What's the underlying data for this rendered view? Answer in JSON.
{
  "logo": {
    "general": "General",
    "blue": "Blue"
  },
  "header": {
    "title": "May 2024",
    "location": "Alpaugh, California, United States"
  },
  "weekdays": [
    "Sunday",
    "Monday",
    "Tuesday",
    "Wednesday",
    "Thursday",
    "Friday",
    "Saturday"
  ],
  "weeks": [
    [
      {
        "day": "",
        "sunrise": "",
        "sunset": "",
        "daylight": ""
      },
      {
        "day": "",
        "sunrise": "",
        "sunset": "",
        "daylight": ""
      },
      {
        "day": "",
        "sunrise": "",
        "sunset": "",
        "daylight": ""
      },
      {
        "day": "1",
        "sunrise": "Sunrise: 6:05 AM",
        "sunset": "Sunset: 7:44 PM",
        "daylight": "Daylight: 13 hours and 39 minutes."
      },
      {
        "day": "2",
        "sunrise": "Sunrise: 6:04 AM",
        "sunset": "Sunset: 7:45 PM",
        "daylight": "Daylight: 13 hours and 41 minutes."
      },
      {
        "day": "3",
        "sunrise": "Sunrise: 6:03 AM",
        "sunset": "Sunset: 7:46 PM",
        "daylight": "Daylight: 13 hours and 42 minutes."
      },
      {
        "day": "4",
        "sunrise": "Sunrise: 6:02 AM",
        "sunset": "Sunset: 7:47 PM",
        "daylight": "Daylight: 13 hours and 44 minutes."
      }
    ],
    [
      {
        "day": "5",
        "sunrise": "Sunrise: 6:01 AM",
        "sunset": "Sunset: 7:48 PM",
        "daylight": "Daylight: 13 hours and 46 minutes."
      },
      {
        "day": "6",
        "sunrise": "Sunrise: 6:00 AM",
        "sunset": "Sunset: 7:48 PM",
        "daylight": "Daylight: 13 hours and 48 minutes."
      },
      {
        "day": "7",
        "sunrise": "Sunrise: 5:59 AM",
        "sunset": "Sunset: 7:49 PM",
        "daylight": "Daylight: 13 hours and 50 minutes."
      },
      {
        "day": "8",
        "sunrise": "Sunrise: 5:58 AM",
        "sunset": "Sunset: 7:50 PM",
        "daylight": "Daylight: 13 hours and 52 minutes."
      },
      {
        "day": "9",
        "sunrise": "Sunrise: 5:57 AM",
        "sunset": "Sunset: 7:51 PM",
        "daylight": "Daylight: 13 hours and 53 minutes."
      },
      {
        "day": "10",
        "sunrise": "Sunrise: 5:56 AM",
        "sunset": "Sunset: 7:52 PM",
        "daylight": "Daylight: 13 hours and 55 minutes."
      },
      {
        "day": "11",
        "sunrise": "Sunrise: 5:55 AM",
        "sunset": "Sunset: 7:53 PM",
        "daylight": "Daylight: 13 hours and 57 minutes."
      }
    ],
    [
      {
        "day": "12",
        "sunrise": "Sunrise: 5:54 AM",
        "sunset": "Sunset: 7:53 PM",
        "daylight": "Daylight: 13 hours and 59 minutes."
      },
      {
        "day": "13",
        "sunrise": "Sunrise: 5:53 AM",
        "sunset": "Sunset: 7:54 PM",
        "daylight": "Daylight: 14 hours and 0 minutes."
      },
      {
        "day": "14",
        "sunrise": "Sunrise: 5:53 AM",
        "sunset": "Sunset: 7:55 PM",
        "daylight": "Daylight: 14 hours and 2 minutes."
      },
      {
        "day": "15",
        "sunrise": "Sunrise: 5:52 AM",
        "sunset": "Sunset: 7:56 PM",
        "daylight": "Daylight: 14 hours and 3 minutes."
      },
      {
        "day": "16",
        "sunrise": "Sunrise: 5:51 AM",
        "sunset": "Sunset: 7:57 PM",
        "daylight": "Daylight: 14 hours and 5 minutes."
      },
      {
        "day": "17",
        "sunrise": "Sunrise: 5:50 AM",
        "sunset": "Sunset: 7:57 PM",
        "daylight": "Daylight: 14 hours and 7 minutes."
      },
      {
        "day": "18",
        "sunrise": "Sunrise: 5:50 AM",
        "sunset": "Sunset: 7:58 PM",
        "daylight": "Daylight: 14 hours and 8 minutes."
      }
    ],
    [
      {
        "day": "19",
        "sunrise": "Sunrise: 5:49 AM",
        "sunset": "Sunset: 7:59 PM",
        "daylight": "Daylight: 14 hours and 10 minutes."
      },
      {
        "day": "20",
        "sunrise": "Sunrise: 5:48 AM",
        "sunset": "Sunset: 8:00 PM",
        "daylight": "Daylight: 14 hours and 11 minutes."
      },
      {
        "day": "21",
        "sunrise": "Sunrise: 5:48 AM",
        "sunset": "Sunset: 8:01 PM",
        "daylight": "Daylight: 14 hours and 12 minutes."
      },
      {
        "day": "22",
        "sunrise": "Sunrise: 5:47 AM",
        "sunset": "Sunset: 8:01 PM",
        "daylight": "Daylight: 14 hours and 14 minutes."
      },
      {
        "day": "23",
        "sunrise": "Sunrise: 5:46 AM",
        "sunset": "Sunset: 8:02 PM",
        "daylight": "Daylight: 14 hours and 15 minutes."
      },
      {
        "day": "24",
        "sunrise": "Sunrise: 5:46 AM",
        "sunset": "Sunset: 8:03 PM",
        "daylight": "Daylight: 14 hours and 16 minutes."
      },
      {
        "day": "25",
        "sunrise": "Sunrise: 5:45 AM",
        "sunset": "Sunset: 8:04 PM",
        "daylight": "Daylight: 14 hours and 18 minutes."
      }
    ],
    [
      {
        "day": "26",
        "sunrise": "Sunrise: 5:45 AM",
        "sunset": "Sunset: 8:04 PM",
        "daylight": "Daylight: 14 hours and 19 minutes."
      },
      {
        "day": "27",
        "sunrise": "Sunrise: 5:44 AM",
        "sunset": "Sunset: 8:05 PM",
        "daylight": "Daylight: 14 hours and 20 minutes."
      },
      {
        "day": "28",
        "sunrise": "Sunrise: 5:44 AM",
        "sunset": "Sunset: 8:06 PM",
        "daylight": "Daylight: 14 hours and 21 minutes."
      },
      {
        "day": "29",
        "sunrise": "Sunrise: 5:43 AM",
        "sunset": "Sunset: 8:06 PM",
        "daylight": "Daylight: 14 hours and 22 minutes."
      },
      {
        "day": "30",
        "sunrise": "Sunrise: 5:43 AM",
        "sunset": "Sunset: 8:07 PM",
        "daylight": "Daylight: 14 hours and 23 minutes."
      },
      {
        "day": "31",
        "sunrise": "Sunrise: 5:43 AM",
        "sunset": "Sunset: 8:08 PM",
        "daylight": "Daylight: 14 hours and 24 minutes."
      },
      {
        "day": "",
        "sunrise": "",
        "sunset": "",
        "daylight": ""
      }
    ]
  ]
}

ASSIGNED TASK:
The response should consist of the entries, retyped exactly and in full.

SOLUTION TO THIS EXERCISE:
What's the underlying data for this rendered view? Answer in JSON.
{
  "logo": {
    "general": "General",
    "blue": "Blue"
  },
  "header": {
    "title": "May 2024",
    "location": "Alpaugh, California, United States"
  },
  "weekdays": [
    "Sunday",
    "Monday",
    "Tuesday",
    "Wednesday",
    "Thursday",
    "Friday",
    "Saturday"
  ],
  "weeks": [
    [
      {
        "day": "",
        "sunrise": "",
        "sunset": "",
        "daylight": ""
      },
      {
        "day": "",
        "sunrise": "",
        "sunset": "",
        "daylight": ""
      },
      {
        "day": "",
        "sunrise": "",
        "sunset": "",
        "daylight": ""
      },
      {
        "day": "1",
        "sunrise": "Sunrise: 6:05 AM",
        "sunset": "Sunset: 7:44 PM",
        "daylight": "Daylight: 13 hours and 39 minutes."
      },
      {
        "day": "2",
        "sunrise": "Sunrise: 6:04 AM",
        "sunset": "Sunset: 7:45 PM",
        "daylight": "Daylight: 13 hours and 41 minutes."
      },
      {
        "day": "3",
        "sunrise": "Sunrise: 6:03 AM",
        "sunset": "Sunset: 7:46 PM",
        "daylight": "Daylight: 13 hours and 42 minutes."
      },
      {
        "day": "4",
        "sunrise": "Sunrise: 6:02 AM",
        "sunset": "Sunset: 7:47 PM",
        "daylight": "Daylight: 13 hours and 44 minutes."
      }
    ],
    [
      {
        "day": "5",
        "sunrise": "Sunrise: 6:01 AM",
        "sunset": "Sunset: 7:48 PM",
        "daylight": "Daylight: 13 hours and 46 minutes."
      },
      {
        "day": "6",
        "sunrise": "Sunrise: 6:00 AM",
        "sunset": "Sunset: 7:48 PM",
        "daylight": "Daylight: 13 hours and 48 minutes."
      },
      {
        "day": "7",
        "sunrise": "Sunrise: 5:59 AM",
        "sunset": "Sunset: 7:49 PM",
        "daylight": "Daylight: 13 hours and 50 minutes."
      },
      {
        "day": "8",
        "sunrise": "Sunrise: 5:58 AM",
        "sunset": "Sunset: 7:50 PM",
        "daylight": "Daylight: 13 hours and 52 minutes."
      },
      {
        "day": "9",
        "sunrise": "Sunrise: 5:57 AM",
        "sunset": "Sunset: 7:51 PM",
        "daylight": "Daylight: 13 hours and 53 minutes."
      },
      {
        "day": "10",
        "sunrise": "Sunrise: 5:56 AM",
        "sunset": "Sunset: 7:52 PM",
        "daylight": "Daylight: 13 hours and 55 minutes."
      },
      {
        "day": "11",
        "sunrise": "Sunrise: 5:55 AM",
        "sunset": "Sunset: 7:53 PM",
        "daylight": "Daylight: 13 hours and 57 minutes."
      }
    ],
    [
      {
        "day": "12",
        "sunrise": "Sunrise: 5:54 AM",
        "sunset": "Sunset: 7:53 PM",
        "daylight": "Daylight: 13 hours and 59 minutes."
      },
      {
        "day": "13",
        "sunrise": "Sunrise: 5:53 AM",
        "sunset": "Sunset: 7:54 PM",
        "daylight": "Daylight: 14 hours and 0 minutes."
      },
      {
        "day": "14",
        "sunrise": "Sunrise: 5:53 AM",
        "sunset": "Sunset: 7:55 PM",
        "daylight": "Daylight: 14 hours and 2 minutes."
      },
      {
        "day": "15",
        "sunrise": "Sunrise: 5:52 AM",
        "sunset": "Sunset: 7:56 PM",
        "daylight": "Daylight: 14 hours and 3 minutes."
      },
      {
        "day": "16",
        "sunrise": "Sunrise: 5:51 AM",
        "sunset": "Sunset: 7:57 PM",
        "daylight": "Daylight: 14 hours and 5 minutes."
      },
      {
        "day": "17",
        "sunrise": "Sunrise: 5:50 AM",
        "sunset": "Sunset: 7:57 PM",
        "daylight": "Daylight: 14 hours and 7 minutes."
      },
      {
        "day": "18",
        "sunrise": "Sunrise: 5:50 AM",
        "sunset": "Sunset: 7:58 PM",
        "daylight": "Daylight: 14 hours and 8 minutes."
      }
    ],
    [
      {
        "day": "19",
        "sunrise": "Sunrise: 5:49 AM",
        "sunset": "Sunset: 7:59 PM",
        "daylight": "Daylight: 14 hours and 10 minutes."
      },
      {
        "day": "20",
        "sunrise": "Sunrise: 5:48 AM",
        "sunset": "Sunset: 8:00 PM",
        "daylight": "Daylight: 14 hours and 11 minutes."
      },
      {
        "day": "21",
        "sunrise": "Sunrise: 5:48 AM",
        "sunset": "Sunset: 8:01 PM",
        "daylight": "Daylight: 14 hours and 12 minutes."
      },
      {
        "day": "22",
        "sunrise": "Sunrise: 5:47 AM",
        "sunset": "Sunset: 8:01 PM",
        "daylight": "Daylight: 14 hours and 14 minutes."
      },
      {
        "day": "23",
        "sunrise": "Sunrise: 5:46 AM",
        "sunset": "Sunset: 8:02 PM",
        "daylight": "Daylight: 14 hours and 15 minutes."
      },
      {
        "day": "24",
        "sunrise": "Sunrise: 5:46 AM",
        "sunset": "Sunset: 8:03 PM",
        "daylight": "Daylight: 14 hours and 16 minutes."
      },
      {
        "day": "25",
        "sunrise": "Sunrise: 5:45 AM",
        "sunset": "Sunset: 8:04 PM",
        "daylight": "Daylight: 14 hours and 18 minutes."
      }
    ],
    [
      {
        "day": "26",
        "sunrise": "Sunrise: 5:45 AM",
        "sunset": "Sunset: 8:04 PM",
        "daylight": "Daylight: 14 hours and 19 minutes."
      },
      {
        "day": "27",
        "sunrise": "Sunrise: 5:44 AM",
        "sunset": "Sunset: 8:05 PM",
        "daylight": "Daylight: 14 hours and 20 minutes."
      },
      {
        "day": "28",
        "sunrise": "Sunrise: 5:44 AM",
        "sunset": "Sunset: 8:06 PM",
        "daylight": "Daylight: 14 hours and 21 minutes."
      },
      {
        "day": "29",
        "sunrise": "Sunrise: 5:43 AM",
        "sunset": "Sunset: 8:06 PM",
        "daylight": "Daylight: 14 hours and 22 minutes."
      },
      {
        "day": "30",
        "sunrise": "Sunrise: 5:43 AM",
        "sunset": "Sunset: 8:07 PM",
        "daylight": "Daylight: 14 hours and 23 minutes."
      },
      {
        "day": "31",
        "sunrise": "Sunrise: 5:43 AM",
        "sunset": "Sunset: 8:08 PM",
        "daylight": "Daylight: 14 hours and 24 minutes."
      },
      {
        "day": "",
        "sunrise": "",
        "sunset": "",
        "daylight": ""
      }
    ]
  ]
}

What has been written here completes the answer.